Side-by-side with fellow male protesters, Egypt's women stood on Tahrir Square demanding freedom and democracy. But due to the military regime and the rise of Islamic factions the situation of women is deteriorating.
Starting on time is not essential for Amani El Tunsi. Around eight in the morning, or maybe half an hour later, she is ready to go. Ready to fire up the computer, grab the microphone and get her radio show Banat Bas - which means "just for women" in English - on air.
She is on a mission to raise the topics that are important to Egyptian women and to alert them to their rights.
"I want to give women more self-confidence," El Tunsi said, "and change their mentality."
Three years ago she founded the station, which now has five million listeners worldwide, most of them in Egypt. But it is no easy task. Since last year's revolution women are worse off, despite having stood together with the men, demanding freedom on Cairo's Tahrir Square.
No access to power
The military is brutal in their treatment of women. Not long after the fall of Hosni Mubarak, female demonstrators had to undergo virginity tests to ascertain whether they were 'suitably moral.'
At the end of last year, soldiers beat one female protester, beating her with batons and undressing her. One soldier kicked her face with his boot, another jumped on her breasts, leaving her lying there half-naked and seemingly lifeless.
The pictures of her dressed in a blue bra went around the world, no one seems to know what happened to her.
The military regime is also trying to keep women from taking political office. The transition government only boasts three female cabinet members, out of 30. The number is lower than during Mubarak's reign, where a 12-percent women's quota was in place.
The quota is gone now, the parties that registered for the elections last November only had to provide one female candidate. They often appeared at the very bottom of the list and sometimes deliberately without a photo, for example on the list of the Salafist Party of Light.
'Back to the kitchen'
In the newly elected parliament, 98 percent of MPs are men.

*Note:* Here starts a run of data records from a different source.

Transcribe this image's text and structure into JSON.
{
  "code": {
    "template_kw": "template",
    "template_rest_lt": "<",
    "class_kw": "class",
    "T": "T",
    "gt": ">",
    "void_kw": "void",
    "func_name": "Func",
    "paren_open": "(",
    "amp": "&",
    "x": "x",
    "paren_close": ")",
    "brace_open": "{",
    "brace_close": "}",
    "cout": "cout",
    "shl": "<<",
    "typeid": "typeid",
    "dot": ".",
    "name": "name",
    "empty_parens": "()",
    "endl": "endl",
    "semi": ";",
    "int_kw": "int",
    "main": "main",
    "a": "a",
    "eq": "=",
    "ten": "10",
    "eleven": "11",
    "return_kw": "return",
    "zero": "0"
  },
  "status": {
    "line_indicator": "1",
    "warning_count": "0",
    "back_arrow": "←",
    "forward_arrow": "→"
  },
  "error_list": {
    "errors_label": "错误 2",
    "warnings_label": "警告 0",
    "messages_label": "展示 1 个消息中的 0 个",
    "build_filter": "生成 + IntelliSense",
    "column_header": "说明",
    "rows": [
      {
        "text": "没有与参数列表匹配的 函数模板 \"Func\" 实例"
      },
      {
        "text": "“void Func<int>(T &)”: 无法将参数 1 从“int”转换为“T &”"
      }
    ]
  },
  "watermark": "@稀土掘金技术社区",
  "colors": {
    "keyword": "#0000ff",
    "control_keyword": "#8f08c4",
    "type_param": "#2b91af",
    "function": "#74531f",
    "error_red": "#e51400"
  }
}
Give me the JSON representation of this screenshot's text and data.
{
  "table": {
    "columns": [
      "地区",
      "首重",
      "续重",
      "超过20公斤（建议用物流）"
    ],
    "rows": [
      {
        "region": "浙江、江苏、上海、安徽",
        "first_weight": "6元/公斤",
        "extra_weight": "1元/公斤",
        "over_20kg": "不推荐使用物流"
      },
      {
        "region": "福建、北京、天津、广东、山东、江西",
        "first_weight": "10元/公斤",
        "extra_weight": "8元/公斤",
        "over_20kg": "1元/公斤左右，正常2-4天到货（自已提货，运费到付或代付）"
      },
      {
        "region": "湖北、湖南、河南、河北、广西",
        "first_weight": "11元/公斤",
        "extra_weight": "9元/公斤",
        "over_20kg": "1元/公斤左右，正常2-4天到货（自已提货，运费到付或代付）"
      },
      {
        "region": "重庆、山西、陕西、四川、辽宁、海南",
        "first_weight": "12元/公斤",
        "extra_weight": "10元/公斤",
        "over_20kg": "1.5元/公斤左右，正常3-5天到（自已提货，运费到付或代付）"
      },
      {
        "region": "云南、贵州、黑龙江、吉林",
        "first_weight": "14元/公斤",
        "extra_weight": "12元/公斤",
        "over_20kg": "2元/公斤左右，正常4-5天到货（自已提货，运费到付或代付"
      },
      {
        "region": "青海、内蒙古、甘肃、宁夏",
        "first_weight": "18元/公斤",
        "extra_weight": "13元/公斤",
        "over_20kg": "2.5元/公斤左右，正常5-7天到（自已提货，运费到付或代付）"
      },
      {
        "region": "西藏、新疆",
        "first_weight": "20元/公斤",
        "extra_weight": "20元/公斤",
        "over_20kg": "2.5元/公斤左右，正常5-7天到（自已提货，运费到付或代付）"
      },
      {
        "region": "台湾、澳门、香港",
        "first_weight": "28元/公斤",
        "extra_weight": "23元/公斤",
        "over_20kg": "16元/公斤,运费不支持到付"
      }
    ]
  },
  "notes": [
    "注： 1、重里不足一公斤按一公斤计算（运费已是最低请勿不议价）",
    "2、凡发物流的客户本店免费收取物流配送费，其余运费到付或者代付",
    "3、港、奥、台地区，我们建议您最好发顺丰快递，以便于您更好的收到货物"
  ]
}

"Women should support their husbands, bring up children and help other people," Dina Zakaria from the Freedom and Justice party of the Muslim Brotherhood said. "Women are a lot better at that than men," he insisted, saying that men are more suitable to decide on women's issues in parliament anyway.
The image of the woman as a mother and homemaker has been used by the Muslim Brotherhood and the Salafists - with great success.
Although Zakaria insists that women's issues are being addressed by the Muslim Brotherhood, their manifesto does not even mention them. Parliament also has no committees dealing with those issues. The family committee is the only one dealing with "female" issues.
The new parliament is even considering revoking the so-called Personal Status Law that women had been fighting for for years. If successful, it would mean that women could no longer divorce - only men would have the right to do so.
Women would also lose the right to bring up their children beyond the age of nine. Fathers could then take away their children aged nine, not 15 as the law states now.
The Salafists are also debating measures that would see women forced into retirement aged 55, so that young men can take over their jobs. The Party of Light thinks it is a good way to reduce youth unemployment.
And it is not just the religious men who like to see women as mothers and housewives.
"Most men in Egypt, whether they're religious or not, do not respect the skills women have," according to Iman Bibars, chairwoman of the non-governmental organization Association for the Development and Enhancement of Women. She fears the situation may become even worse for women.
During Mubarak's reign, it was the NGOs in particular that fought for women's rights. Now, many of them have been forced to stop their work by the military regime, which criticizes their use of money from abroad.
With the Salafists' rise in popularity their hold over the media also has been strengthened. Over and over, they get their message across that a woman belongs in the home - and many Egyptians subscribe to that view.
But Amani El Tunsi is undeterred. "We have a very difficult time ahead of us, but we won't give up," she said. Her fight continues - every morning at 8 a.m. and sometimes a little bit later than that. So that more women get to know their rights.
Author: Viktoria Kleber / ng
Editor: Gregg Benzow